- _WHAT YOU NEED TO DO_
Retype the entries word for word, leaving nothing out.
───── DATA EXCERPTS
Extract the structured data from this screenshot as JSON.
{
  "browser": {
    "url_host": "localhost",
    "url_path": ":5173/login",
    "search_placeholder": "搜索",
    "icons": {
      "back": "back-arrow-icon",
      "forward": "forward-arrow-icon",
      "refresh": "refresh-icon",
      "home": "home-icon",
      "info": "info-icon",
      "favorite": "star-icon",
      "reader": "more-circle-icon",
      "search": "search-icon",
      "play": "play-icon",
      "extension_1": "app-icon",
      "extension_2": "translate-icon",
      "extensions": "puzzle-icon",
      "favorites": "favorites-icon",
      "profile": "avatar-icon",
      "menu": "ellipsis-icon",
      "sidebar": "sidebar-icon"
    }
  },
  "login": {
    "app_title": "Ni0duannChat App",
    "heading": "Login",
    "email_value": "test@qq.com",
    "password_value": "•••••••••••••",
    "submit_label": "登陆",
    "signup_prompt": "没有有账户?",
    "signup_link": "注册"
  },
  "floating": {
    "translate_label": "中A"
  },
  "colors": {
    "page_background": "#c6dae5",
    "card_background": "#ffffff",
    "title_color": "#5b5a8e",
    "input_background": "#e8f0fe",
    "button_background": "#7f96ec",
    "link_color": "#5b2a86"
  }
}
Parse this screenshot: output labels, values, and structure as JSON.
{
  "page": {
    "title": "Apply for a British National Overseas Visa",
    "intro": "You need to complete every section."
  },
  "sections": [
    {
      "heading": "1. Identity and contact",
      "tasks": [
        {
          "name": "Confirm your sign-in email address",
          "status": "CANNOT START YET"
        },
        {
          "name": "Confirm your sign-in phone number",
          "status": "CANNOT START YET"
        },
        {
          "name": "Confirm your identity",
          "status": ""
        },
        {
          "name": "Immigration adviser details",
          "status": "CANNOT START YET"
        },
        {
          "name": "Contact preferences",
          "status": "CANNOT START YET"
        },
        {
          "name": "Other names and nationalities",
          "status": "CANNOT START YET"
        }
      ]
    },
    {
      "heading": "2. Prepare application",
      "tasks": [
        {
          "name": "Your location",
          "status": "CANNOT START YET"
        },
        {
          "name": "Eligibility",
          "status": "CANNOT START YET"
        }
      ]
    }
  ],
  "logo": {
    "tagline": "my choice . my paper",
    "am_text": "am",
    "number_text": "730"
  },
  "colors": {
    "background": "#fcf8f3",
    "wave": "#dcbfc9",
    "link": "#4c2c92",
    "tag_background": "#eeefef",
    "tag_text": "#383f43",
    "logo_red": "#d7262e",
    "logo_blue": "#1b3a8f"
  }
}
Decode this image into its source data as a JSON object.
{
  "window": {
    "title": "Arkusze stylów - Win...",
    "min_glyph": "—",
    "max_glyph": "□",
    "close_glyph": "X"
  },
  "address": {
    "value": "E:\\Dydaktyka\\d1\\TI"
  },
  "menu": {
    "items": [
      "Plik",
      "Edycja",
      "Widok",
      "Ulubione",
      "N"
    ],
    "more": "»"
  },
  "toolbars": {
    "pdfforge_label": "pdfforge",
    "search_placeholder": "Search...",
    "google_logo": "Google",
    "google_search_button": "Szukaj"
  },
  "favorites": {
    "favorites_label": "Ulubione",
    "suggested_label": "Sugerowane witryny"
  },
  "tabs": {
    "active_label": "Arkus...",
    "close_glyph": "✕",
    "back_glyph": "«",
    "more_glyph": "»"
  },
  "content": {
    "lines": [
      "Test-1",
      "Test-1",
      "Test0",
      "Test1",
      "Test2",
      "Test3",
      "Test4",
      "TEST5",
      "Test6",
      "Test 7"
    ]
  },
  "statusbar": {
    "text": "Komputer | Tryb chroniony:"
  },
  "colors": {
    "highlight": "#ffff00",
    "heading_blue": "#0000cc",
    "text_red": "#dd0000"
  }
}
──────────
- _SOLVED EXERCISE_
Extract the structured data from this screenshot as JSON.
{
  "browser": {
    "url_host": "localhost",
    "url_path": ":5173/login",
    "search_placeholder": "搜索",
    "icons": {
      "back": "back-arrow-icon",
      "forward": "forward-arrow-icon",
      "refresh": "refresh-icon",
      "home": "home-icon",
      "info": "info-icon",
      "favorite": "star-icon",
      "reader": "more-circle-icon",
      "search": "search-icon",
      "play": "play-icon",
      "extension_1": "app-icon",
      "extension_2": "translate-icon",
      "extensions": "puzzle-icon",
      "favorites": "favorites-icon",
      "profile": "avatar-icon",
      "menu": "ellipsis-icon",
      "sidebar": "sidebar-icon"
    }
  },
  "login": {
    "app_title": "Ni0duannChat App",
    "heading": "Login",
    "email_value": "test@qq.com",
    "password_value": "•••••••••••••",
    "submit_label": "登陆",
    "signup_prompt": "没有有账户?",
    "signup_link": "注册"
  },
  "floating": {
    "translate_label": "中A"
  },
  "colors": {
    "page_background": "#c6dae5",
    "card_background": "#ffffff",
    "title_color": "#5b5a8e",
    "input_background": "#e8f0fe",
    "button_background": "#7f96ec",
    "link_color": "#5b2a86"
  }
}
Parse this screenshot: output labels, values, and structure as JSON.
{
  "page": {
    "title": "Apply for a British National Overseas Visa",
    "intro": "You need to complete every section."
  },
  "sections": [
    {
      "heading": "1. Identity and contact",
      "tasks": [
        {
          "name": "Confirm your sign-in email address",
          "status": "CANNOT START YET"
        },
        {
          "name": "Confirm your sign-in phone number",
          "status": "CANNOT START YET"
        },
        {
          "name": "Confirm your identity",
          "status": ""
        },
        {
          "name": "Immigration adviser details",
          "status": "CANNOT START YET"
        },
        {
          "name": "Contact preferences",
          "status": "CANNOT START YET"
        },
        {
          "name": "Other names and nationalities",
          "status": "CANNOT START YET"
        }
      ]
    },
    {
      "heading": "2. Prepare application",
      "tasks": [
        {
          "name": "Your location",
          "status": "CANNOT START YET"
        },
        {
          "name": "Eligibility",
          "status": "CANNOT START YET"
        }
      ]
    }
  ],
  "logo": {
    "tagline": "my choice . my paper",
    "am_text": "am",
    "number_text": "730"
  },
  "colors": {
    "background": "#fcf8f3",
    "wave": "#dcbfc9",
    "link": "#4c2c92",
    "tag_background": "#eeefef",
    "tag_text": "#383f43",
    "logo_red": "#d7262e",
    "logo_blue": "#1b3a8f"
  }
}
Decode this image into its source data as a JSON object.
{
  "window": {
    "title": "Arkusze stylów - Win...",
    "min_glyph": "—",
    "max_glyph": "□",
    "close_glyph": "X"
  },
  "address": {
    "value": "E:\\Dydaktyka\\d1\\TI"
  },
  "menu": {
    "items": [
      "Plik",
      "Edycja",
      "Widok",
      "Ulubione",
      "N"
    ],
    "more": "»"
  },
  "toolbars": {
    "pdfforge_label": "pdfforge",
    "search_placeholder": "Search...",
    "google_logo": "Google",
    "google_search_button": "Szukaj"
  },
  "favorites": {
    "favorites_label": "Ulubione",
    "suggested_label": "Sugerowane witryny"
  },
  "tabs": {
    "active_label": "Arkus...",
    "close_glyph": "✕",
    "back_glyph": "«",
    "more_glyph": "»"
  },
  "content": {
    "lines": [
      "Test-1",
      "Test-1",
      "Test0",
      "Test1",
      "Test2",
      "Test3",
      "Test4",
      "TEST5",
      "Test6",
      "Test 7"
    ]
  },
  "statusbar": {
    "text": "Komputer | Tryb chroniony:"
  },
  "colors": {
    "highlight": "#ffff00",
    "heading_blue": "#0000cc",
    "text_red": "#dd0000"
  }
}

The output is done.